I know a lot of moms. I have a mom, she has a mom, my dad has a mom, my husband has a mom, and his dad has a mom… my friends have moms, many of my friends ARE moms, and oh wait… I’m a mom! The one thing I can tell you about all of these moms is that no two look alike (I don’t happen to personally know any twins that are moms). The implied assumption of this ad that looking “like a mom” is something that needs to be improved by surgery is beyond insulting.
It’s sad that this might be viewed as a good advertising strategy. It’s sad that there are people out there who have low enough self-esteem that they will be influenced by this type of ad, and have their confidence lowered even more by the belief that they need to be “fixed”.

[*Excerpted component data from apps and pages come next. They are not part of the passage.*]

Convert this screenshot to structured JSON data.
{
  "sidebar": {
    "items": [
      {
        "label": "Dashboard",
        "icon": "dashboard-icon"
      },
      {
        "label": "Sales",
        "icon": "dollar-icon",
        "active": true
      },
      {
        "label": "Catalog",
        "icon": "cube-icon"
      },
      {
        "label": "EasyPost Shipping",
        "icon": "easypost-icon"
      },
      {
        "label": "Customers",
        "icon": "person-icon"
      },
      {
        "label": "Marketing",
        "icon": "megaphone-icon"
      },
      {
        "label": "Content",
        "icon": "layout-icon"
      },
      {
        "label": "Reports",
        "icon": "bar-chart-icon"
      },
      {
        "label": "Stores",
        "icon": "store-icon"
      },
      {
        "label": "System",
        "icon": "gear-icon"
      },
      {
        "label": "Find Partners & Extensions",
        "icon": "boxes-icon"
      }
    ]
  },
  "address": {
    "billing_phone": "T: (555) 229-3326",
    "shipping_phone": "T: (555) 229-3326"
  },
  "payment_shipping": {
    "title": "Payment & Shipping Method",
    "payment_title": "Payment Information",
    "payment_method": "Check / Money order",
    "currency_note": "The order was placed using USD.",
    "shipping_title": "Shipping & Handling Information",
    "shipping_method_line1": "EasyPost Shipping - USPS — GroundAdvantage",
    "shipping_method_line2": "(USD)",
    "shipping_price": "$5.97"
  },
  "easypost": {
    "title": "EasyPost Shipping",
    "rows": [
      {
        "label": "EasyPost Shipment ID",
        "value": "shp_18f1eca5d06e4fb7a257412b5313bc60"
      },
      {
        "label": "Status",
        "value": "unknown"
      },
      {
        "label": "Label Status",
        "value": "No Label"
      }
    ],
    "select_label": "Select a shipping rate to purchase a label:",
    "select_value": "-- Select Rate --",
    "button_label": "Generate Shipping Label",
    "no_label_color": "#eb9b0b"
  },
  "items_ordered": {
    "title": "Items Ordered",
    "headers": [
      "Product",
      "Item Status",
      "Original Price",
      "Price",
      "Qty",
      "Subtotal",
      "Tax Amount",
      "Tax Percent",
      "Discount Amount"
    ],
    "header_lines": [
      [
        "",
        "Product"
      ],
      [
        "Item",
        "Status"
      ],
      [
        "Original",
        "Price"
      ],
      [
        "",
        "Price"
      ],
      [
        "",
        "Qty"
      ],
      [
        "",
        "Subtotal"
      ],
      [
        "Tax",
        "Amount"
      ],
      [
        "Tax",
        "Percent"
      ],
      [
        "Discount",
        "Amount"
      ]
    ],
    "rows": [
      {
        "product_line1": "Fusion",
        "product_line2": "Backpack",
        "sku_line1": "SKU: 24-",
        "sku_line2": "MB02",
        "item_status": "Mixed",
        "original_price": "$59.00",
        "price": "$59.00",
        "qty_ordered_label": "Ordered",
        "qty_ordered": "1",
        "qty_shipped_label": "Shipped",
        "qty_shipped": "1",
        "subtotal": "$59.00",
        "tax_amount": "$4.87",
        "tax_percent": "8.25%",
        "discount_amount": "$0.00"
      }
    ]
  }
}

It’s sad that the people who work on advertising for this business aren’t more creative, that they couldn’t find a more positive way to promote these procedures. What about a jump-start on the every Spring push to get in “bathing suit shape”? Or if they wanted to target mothers, fine, what about suggesting doing “something for yourself” for Mothers’ Day? There are definitely approaches that aren’t insulting
But the saddest part, and amazes me the most about this ad, which was published today in a small local newspaper, is that I can only imagine how many desks it crossed before it went to print. It’s a pretty professional-looking ad, so it seems to me that they employed an advertising agency (or at least a consultant of some nature). And seriously, did no one, at any point in the process, look at this and say “You know, this might be a little offensive”. Not ONE person??
There has already been a backlash locally, with outrage streaming through local mom groups and pouring in from the community at large, and rumor has it that the ad is being pulled. But I think it’s safe to say the damage has been done – I don’t plan to have plastic surgery, but if anyone I know decides they want to, I won’t be recommending this office. Would you?